WHAT THE EXERCISE ASKS:
From the entries below, work out how many lines contain the string "JSON"; answer with the number alone.

DATA EXTRACTS:
•••••

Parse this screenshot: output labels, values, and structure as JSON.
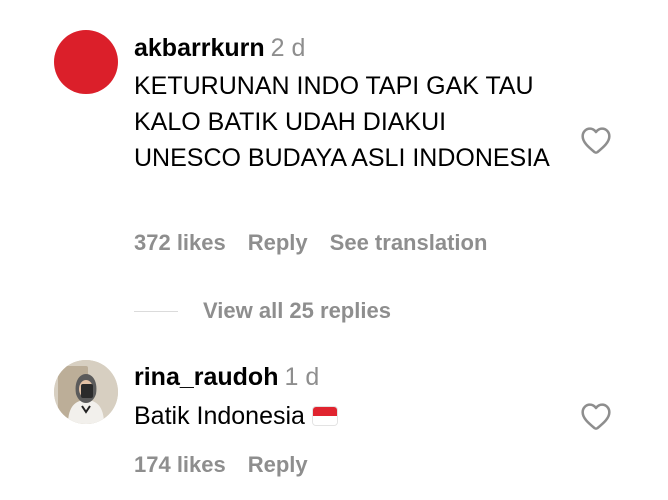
{
  "comments": [
    {
      "username": "akbarrkurn",
      "time": "2 d",
      "text": "KETURUNAN INDO TAPI GAK TAU KALO BATIK UDAH DIAKUI UNESCO BUDAYA ASLI INDONESIA",
      "likes": "372 likes",
      "reply_label": "Reply",
      "translate_label": "See translation",
      "avatar_color": "#db1f2a",
      "view_replies": "View all 25 replies"
    },
    {
      "username": "rina_raudoh",
      "time": "1 d",
      "text": "Batik Indonesia",
      "emoji": "flag-indonesia-icon",
      "likes": "174 likes",
      "reply_label": "Reply"
    }
  ],
  "icons": {
    "like": "heart-outline-icon"
  },
  "colors": {
    "muted": "#8e8e8e",
    "divider": "#dbdbdb"
  }
}
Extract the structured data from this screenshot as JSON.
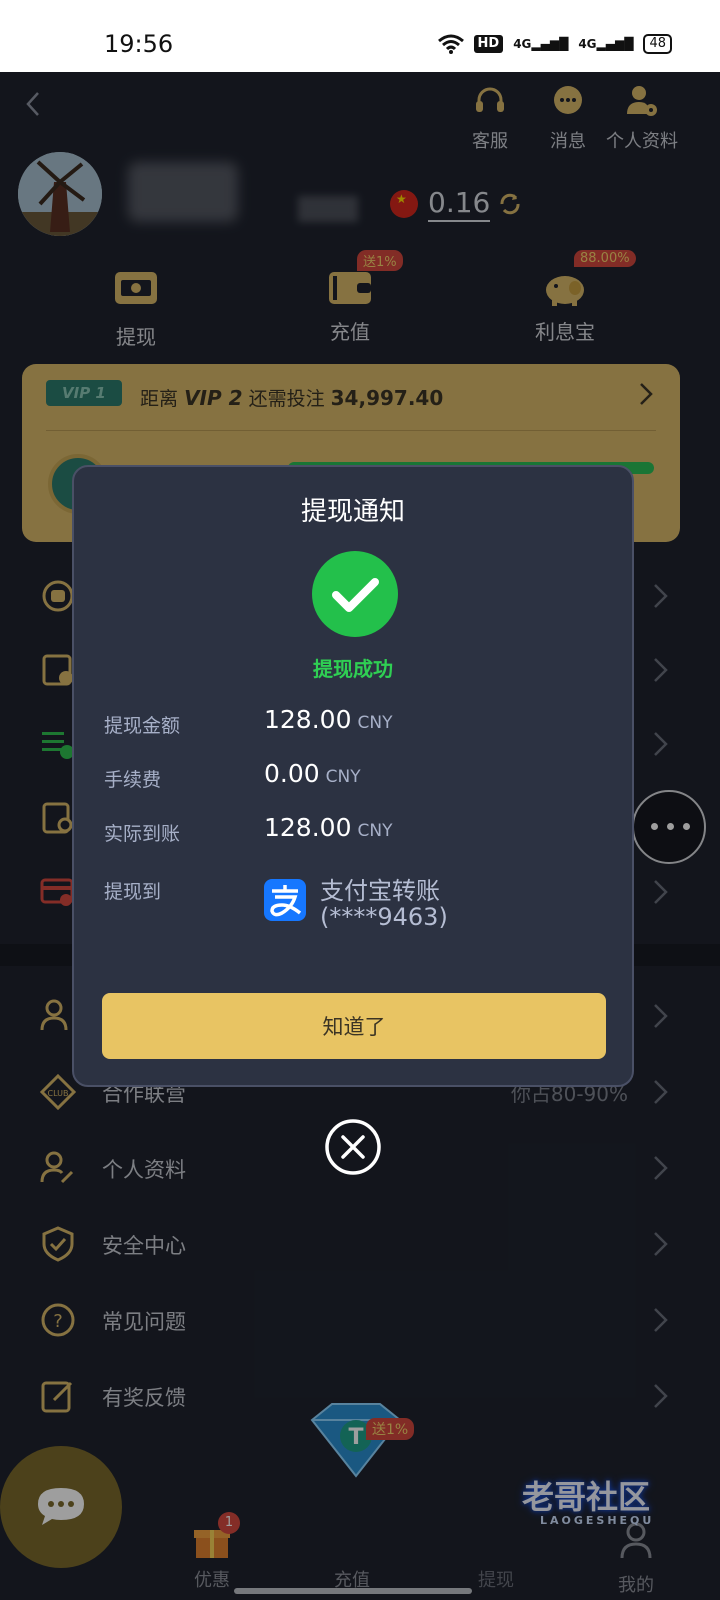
{
  "status_bar": {
    "time": "19:56",
    "hd": "HD",
    "net1": "4G",
    "net2": "4G",
    "battery": "48"
  },
  "topbar": {
    "actions": [
      {
        "label": "客服",
        "icon": "headset-icon"
      },
      {
        "label": "消息",
        "icon": "message-icon"
      },
      {
        "label": "个人资料",
        "icon": "user-settings-icon"
      }
    ]
  },
  "profile": {
    "balance": "0.16",
    "currency_flag": "china-flag-icon"
  },
  "quick_actions": [
    {
      "label": "提现",
      "icon": "withdraw-icon",
      "badge": ""
    },
    {
      "label": "充值",
      "icon": "wallet-icon",
      "badge": "送1%"
    },
    {
      "label": "利息宝",
      "icon": "piggy-bank-icon",
      "badge": "88.00%"
    }
  ],
  "vip": {
    "tag": "VIP 1",
    "prefix": "距离",
    "next_level": "VIP 2",
    "middle": "还需投注",
    "amount": "34,997.40"
  },
  "menu": {
    "section2": [
      {
        "label": "合作联营",
        "value": "你占80-90%",
        "icon": "club-icon"
      },
      {
        "label": "个人资料",
        "value": "",
        "icon": "user-edit-icon"
      },
      {
        "label": "安全中心",
        "value": "",
        "icon": "shield-icon"
      },
      {
        "label": "常见问题",
        "value": "",
        "icon": "question-icon"
      },
      {
        "label": "有奖反馈",
        "value": "",
        "icon": "feedback-edit-icon"
      }
    ]
  },
  "tabbar": {
    "tabs": [
      {
        "label": "优惠",
        "icon": "gift-icon",
        "badge": "1"
      },
      {
        "label": "充值",
        "icon": "diamond-icon",
        "badge": "送1%"
      },
      {
        "label": "提现",
        "icon": "withdraw-tab-icon",
        "badge": ""
      },
      {
        "label": "我的",
        "icon": "profile-tab-icon",
        "badge": ""
      }
    ]
  },
  "watermark": {
    "title": "老哥社区",
    "subtitle": "LAOGESHEQU"
  },
  "modal": {
    "title": "提现通知",
    "status": "提现成功",
    "rows": [
      {
        "label": "提现金额",
        "value": "128.00",
        "unit": "CNY"
      },
      {
        "label": "手续费",
        "value": "0.00",
        "unit": "CNY"
      },
      {
        "label": "实际到账",
        "value": "128.00",
        "unit": "CNY"
      }
    ],
    "destination_label": "提现到",
    "destination_name": "支付宝转账",
    "destination_account": "(****9463)",
    "confirm_button": "知道了"
  },
  "colors": {
    "accent_gold": "#e8c463",
    "success_green": "#23c04b",
    "background": "#1f232e",
    "modal_bg": "#2c3242"
  }
}
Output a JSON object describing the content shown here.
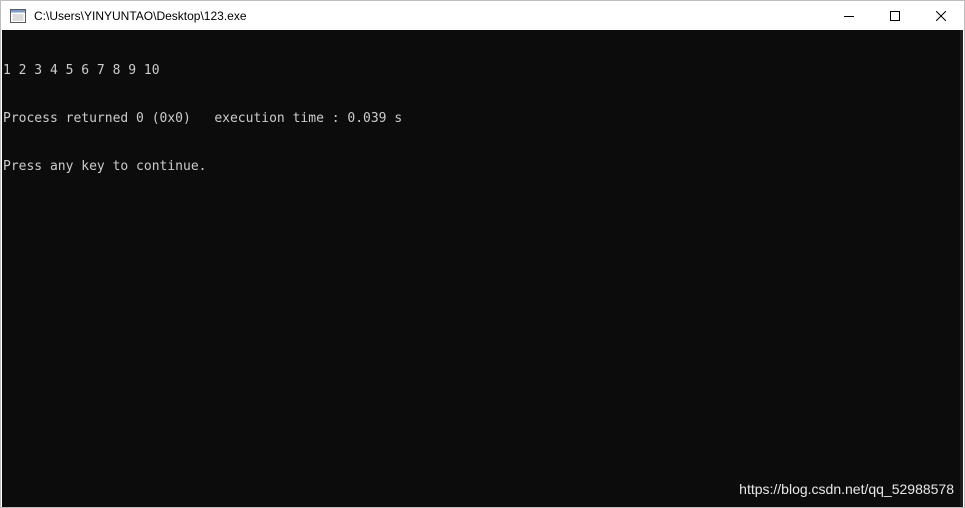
{
  "window": {
    "title": "C:\\Users\\YINYUNTAO\\Desktop\\123.exe",
    "icon": "console-app-icon",
    "controls": {
      "minimize_icon": "minimize-icon",
      "maximize_icon": "maximize-icon",
      "close_icon": "close-icon"
    }
  },
  "console": {
    "background": "#0c0c0c",
    "foreground": "#cccccc",
    "lines": [
      "1 2 3 4 5 6 7 8 9 10",
      "Process returned 0 (0x0)   execution time : 0.039 s",
      "Press any key to continue."
    ]
  },
  "watermark": "https://blog.csdn.net/qq_52988578"
}
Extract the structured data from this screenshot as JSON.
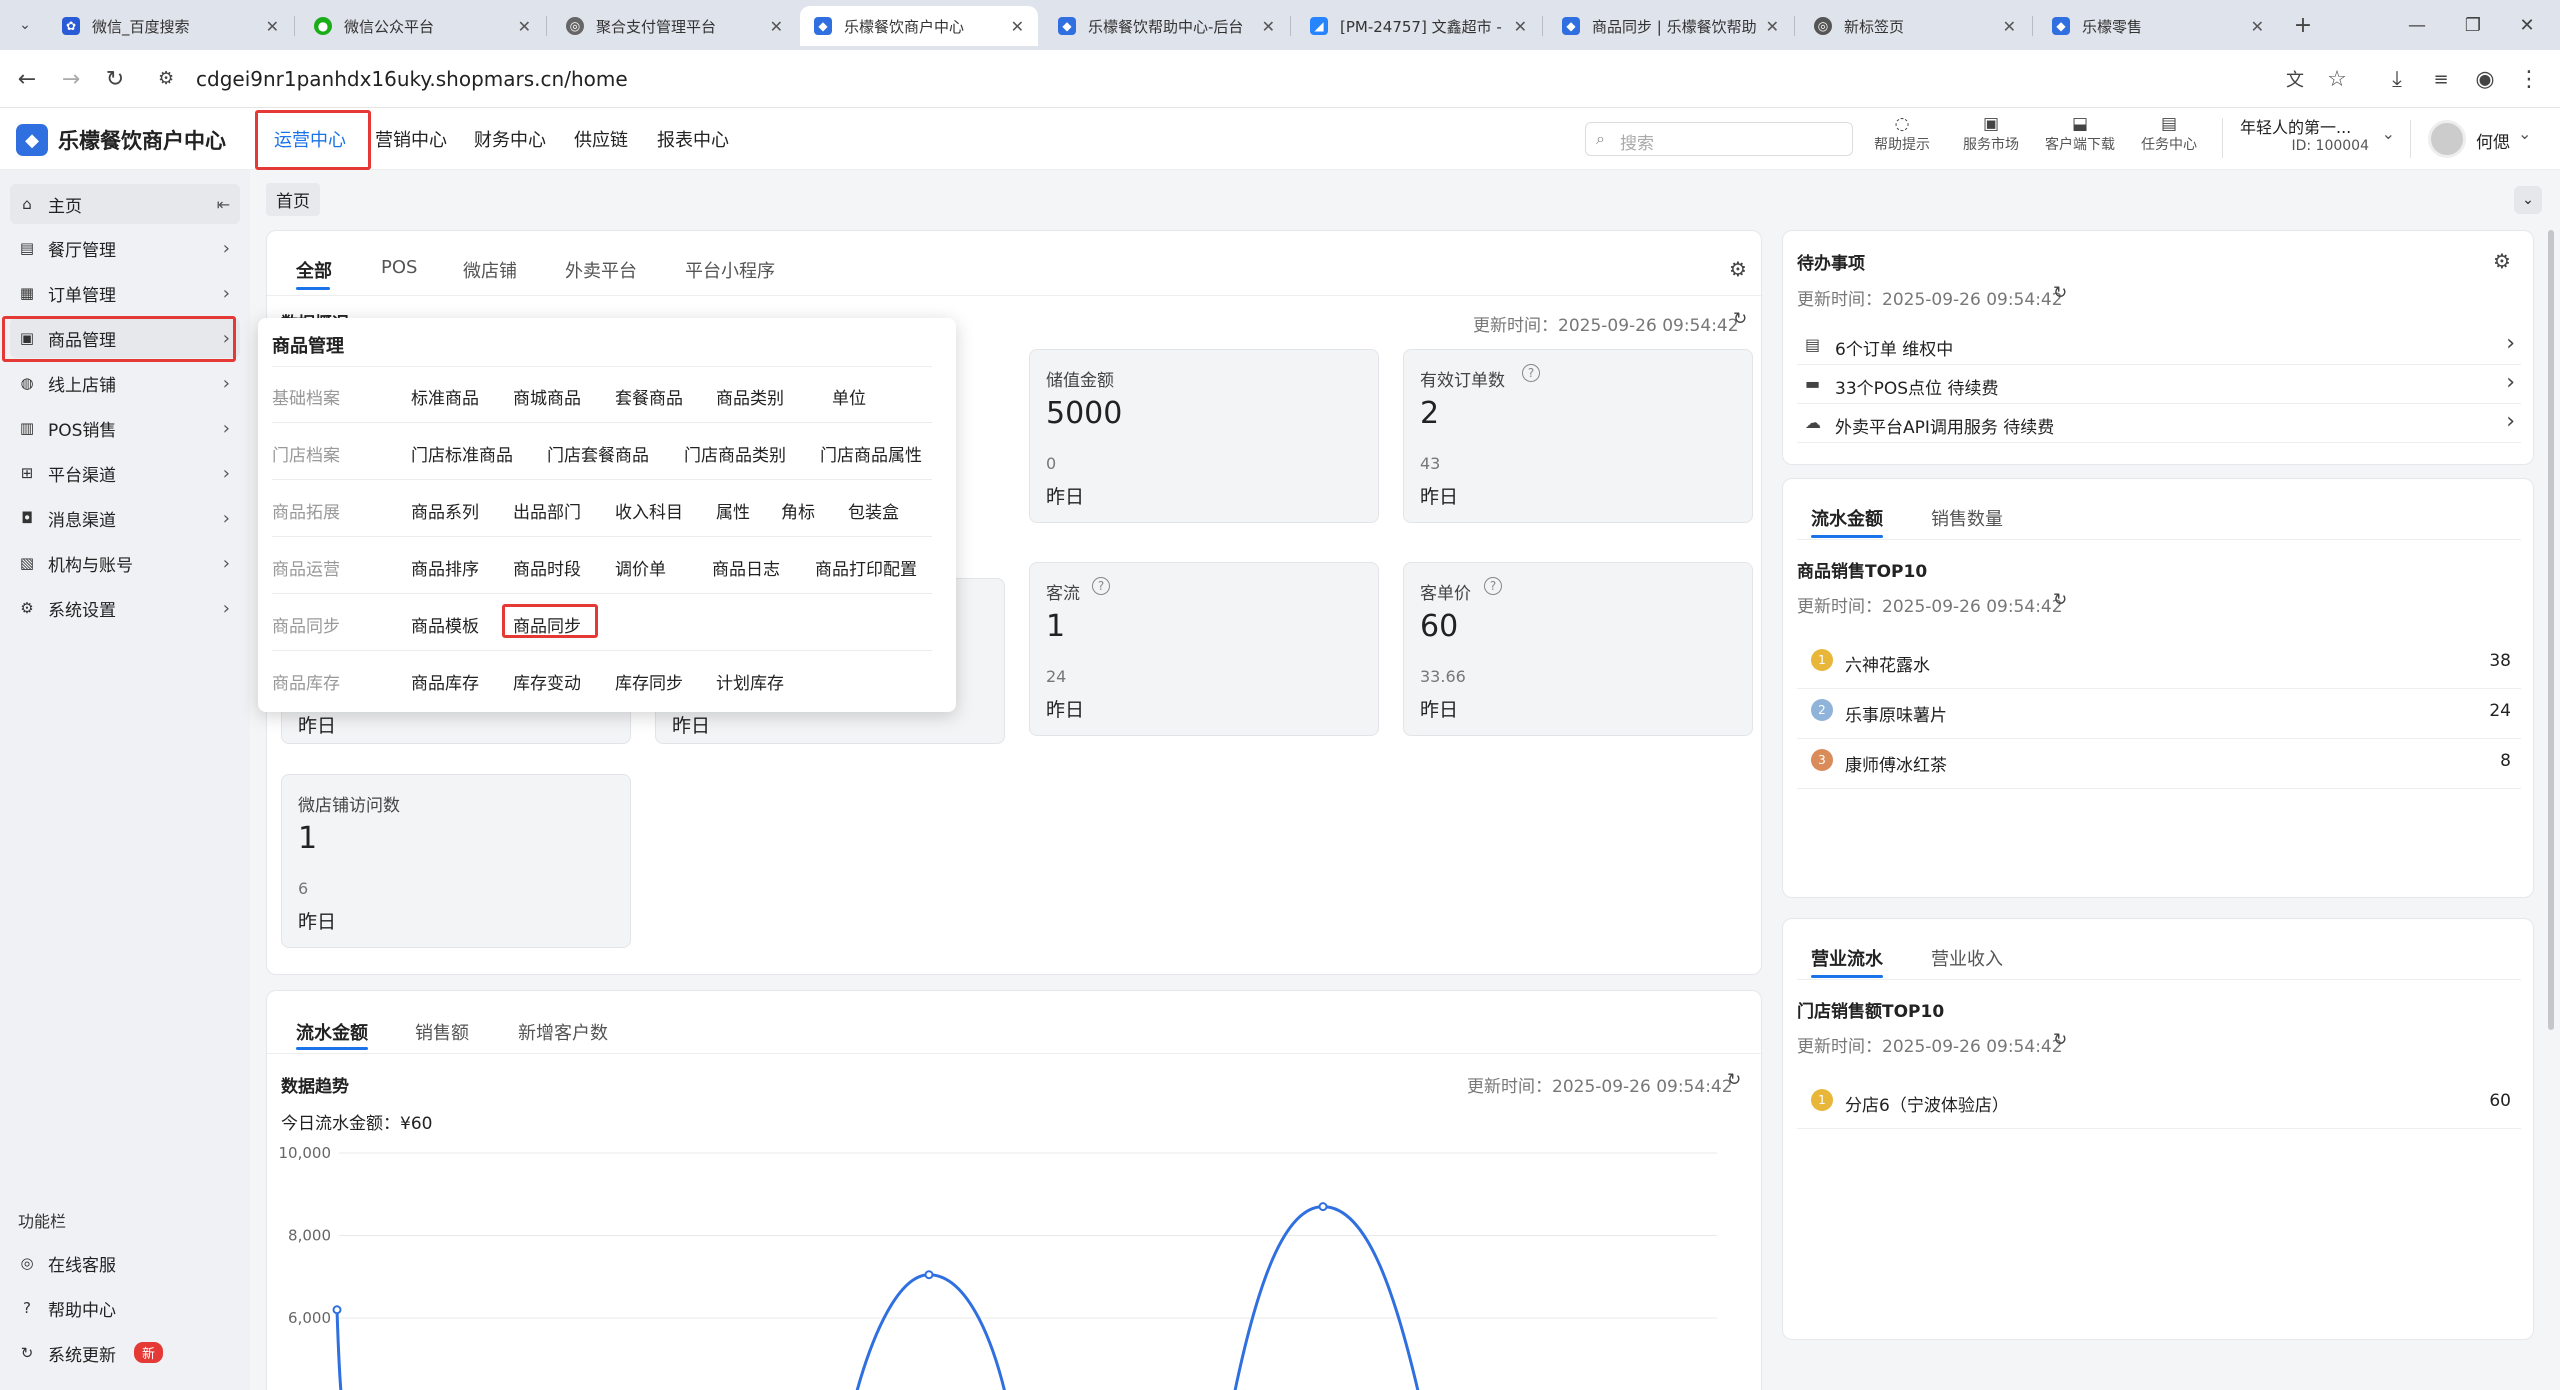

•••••

ANSWER SPACE:
4